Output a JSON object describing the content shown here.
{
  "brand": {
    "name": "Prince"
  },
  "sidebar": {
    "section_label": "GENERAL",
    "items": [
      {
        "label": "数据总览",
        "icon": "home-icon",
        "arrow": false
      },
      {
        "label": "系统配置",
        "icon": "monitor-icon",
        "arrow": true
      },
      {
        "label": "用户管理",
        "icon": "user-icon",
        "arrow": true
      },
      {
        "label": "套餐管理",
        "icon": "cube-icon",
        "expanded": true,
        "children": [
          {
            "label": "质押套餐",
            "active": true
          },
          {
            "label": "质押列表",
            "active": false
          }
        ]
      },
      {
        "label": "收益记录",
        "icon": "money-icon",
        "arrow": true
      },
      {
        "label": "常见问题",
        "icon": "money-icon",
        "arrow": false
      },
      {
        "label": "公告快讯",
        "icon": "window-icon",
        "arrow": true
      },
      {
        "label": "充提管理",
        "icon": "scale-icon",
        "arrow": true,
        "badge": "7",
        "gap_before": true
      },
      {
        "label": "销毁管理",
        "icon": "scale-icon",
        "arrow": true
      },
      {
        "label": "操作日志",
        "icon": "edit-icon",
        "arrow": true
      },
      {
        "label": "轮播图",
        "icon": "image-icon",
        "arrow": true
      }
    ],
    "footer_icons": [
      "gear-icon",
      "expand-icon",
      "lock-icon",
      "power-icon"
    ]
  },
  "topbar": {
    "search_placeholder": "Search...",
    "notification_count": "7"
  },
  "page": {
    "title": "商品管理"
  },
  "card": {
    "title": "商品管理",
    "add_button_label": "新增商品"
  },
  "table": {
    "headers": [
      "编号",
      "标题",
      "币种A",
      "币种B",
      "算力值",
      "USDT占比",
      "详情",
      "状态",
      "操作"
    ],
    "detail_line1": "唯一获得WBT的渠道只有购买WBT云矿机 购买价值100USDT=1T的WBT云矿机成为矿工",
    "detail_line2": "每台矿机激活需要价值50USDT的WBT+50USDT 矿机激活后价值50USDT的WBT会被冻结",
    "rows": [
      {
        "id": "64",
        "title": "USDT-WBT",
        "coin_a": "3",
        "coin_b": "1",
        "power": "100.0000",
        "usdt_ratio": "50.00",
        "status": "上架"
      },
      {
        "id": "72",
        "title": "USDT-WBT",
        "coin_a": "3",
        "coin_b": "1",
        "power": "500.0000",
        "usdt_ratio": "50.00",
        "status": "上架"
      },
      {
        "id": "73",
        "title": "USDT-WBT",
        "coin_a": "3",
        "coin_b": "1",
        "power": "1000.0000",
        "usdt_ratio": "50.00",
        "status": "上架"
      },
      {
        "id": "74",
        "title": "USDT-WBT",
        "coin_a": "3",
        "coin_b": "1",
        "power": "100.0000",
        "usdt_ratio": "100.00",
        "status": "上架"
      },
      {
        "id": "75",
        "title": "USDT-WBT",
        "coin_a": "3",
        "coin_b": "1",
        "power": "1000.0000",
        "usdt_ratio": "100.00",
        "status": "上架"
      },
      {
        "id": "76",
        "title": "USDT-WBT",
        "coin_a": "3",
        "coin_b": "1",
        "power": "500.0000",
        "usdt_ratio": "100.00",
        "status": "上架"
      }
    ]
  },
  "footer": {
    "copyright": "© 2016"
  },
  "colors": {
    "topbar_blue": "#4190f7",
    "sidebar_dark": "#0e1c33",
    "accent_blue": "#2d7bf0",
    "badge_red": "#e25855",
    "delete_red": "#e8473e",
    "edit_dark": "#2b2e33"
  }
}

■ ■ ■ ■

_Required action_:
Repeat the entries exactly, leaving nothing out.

_Result of the exercise_:
Output a JSON object describing the content shown here.
{
  "brand": {
    "name": "Prince"
  },
  "sidebar": {
    "section_label": "GENERAL",
    "items": [
      {
        "label": "数据总览",
        "icon": "home-icon",
        "arrow": false
      },
      {
        "label": "系统配置",
        "icon": "monitor-icon",
        "arrow": true
      },
      {
        "label": "用户管理",
        "icon": "user-icon",
        "arrow": true
      },
      {
        "label": "套餐管理",
        "icon": "cube-icon",
        "expanded": true,
        "children": [
          {
            "label": "质押套餐",
            "active": true
          },
          {
            "label": "质押列表",
            "active": false
          }
        ]
      },
      {
        "label": "收益记录",
        "icon": "money-icon",
        "arrow": true
      },
      {
        "label": "常见问题",
        "icon": "money-icon",
        "arrow": false
      },
      {
        "label": "公告快讯",
        "icon": "window-icon",
        "arrow": true
      },
      {
        "label": "充提管理",
        "icon": "scale-icon",
        "arrow": true,
        "badge": "7",
        "gap_before": true
      },
      {
        "label": "销毁管理",
        "icon": "scale-icon",
        "arrow": true
      },
      {
        "label": "操作日志",
        "icon": "edit-icon",
        "arrow": true
      },
      {
        "label": "轮播图",
        "icon": "image-icon",
        "arrow": true
      }
    ],
    "footer_icons": [
      "gear-icon",
      "expand-icon",
      "lock-icon",
      "power-icon"
    ]
  },
  "topbar": {
    "search_placeholder": "Search...",
    "notification_count": "7"
  },
  "page": {
    "title": "商品管理"
  },
  "card": {
    "title": "商品管理",
    "add_button_label": "新增商品"
  },
  "table": {
    "headers": [
      "编号",
      "标题",
      "币种A",
      "币种B",
      "算力值",
      "USDT占比",
      "详情",
      "状态",
      "操作"
    ],
    "detail_line1": "唯一获得WBT的渠道只有购买WBT云矿机 购买价值100USDT=1T的WBT云矿机成为矿工",
    "detail_line2": "每台矿机激活需要价值50USDT的WBT+50USDT 矿机激活后价值50USDT的WBT会被冻结",
    "rows": [
      {
        "id": "64",
        "title": "USDT-WBT",
        "coin_a": "3",
        "coin_b": "1",
        "power": "100.0000",
        "usdt_ratio": "50.00",
        "status": "上架"
      },
      {
        "id": "72",
        "title": "USDT-WBT",
        "coin_a": "3",
        "coin_b": "1",
        "power": "500.0000",
        "usdt_ratio": "50.00",
        "status": "上架"
      },
      {
        "id": "73",
        "title": "USDT-WBT",
        "coin_a": "3",
        "coin_b": "1",
        "power": "1000.0000",
        "usdt_ratio": "50.00",
        "status": "上架"
      },
      {
        "id": "74",
        "title": "USDT-WBT",
        "coin_a": "3",
        "coin_b": "1",
        "power": "100.0000",
        "usdt_ratio": "100.00",
        "status": "上架"
      },
      {
        "id": "75",
        "title": "USDT-WBT",
        "coin_a": "3",
        "coin_b": "1",
        "power": "1000.0000",
        "usdt_ratio": "100.00",
        "status": "上架"
      },
      {
        "id": "76",
        "title": "USDT-WBT",
        "coin_a": "3",
        "coin_b": "1",
        "power": "500.0000",
        "usdt_ratio": "100.00",
        "status": "上架"
      }
    ]
  },
  "footer": {
    "copyright": "© 2016"
  },
  "colors": {
    "topbar_blue": "#4190f7",
    "sidebar_dark": "#0e1c33",
    "accent_blue": "#2d7bf0",
    "badge_red": "#e25855",
    "delete_red": "#e8473e",
    "edit_dark": "#2b2e33"
  }
}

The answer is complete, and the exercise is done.